#### RECORDS PROVIDED:
──────
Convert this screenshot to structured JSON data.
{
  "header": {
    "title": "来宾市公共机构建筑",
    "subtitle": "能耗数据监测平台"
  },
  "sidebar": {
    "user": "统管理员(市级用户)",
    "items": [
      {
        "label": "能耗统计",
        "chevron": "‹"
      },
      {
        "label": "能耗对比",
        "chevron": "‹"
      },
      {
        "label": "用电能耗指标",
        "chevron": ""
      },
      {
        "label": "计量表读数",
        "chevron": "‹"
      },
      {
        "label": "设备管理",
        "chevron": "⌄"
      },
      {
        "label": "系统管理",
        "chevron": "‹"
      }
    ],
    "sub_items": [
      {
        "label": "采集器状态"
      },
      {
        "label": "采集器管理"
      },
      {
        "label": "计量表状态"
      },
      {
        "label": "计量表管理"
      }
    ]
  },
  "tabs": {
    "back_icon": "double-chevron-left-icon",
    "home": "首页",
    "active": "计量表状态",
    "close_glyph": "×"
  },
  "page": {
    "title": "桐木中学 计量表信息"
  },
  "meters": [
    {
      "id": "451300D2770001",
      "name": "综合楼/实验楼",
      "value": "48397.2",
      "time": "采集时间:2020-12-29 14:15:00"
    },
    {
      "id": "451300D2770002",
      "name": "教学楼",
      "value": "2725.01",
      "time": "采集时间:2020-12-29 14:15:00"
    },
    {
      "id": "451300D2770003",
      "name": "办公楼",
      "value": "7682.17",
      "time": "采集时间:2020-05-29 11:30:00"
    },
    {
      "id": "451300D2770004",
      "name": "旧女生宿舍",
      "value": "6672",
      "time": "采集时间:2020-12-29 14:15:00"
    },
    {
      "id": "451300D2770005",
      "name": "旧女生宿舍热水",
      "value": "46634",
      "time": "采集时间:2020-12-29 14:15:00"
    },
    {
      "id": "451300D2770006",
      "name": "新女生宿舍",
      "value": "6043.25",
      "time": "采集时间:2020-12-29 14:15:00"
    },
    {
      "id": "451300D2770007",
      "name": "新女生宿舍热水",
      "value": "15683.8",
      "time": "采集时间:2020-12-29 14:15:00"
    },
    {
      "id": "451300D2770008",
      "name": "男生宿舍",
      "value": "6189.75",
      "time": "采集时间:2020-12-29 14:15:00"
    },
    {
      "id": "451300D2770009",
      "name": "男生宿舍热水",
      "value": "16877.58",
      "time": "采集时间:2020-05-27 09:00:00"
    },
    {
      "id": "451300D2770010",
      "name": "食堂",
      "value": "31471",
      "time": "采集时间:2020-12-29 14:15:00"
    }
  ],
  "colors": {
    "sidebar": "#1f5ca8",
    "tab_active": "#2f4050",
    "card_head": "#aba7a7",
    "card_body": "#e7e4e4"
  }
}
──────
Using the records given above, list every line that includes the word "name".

#### YOUR RESPONSE:
      "name": "综合楼/实验楼",
      "name": "教学楼",
      "name": "办公楼",
      "name": "旧女生宿舍",
      "name": "旧女生宿舍热水",
      "name": "新女生宿舍",
      "name": "新女生宿舍热水",
      "name": "男生宿舍",
      "name": "男生宿舍热水",
      "name": "食堂",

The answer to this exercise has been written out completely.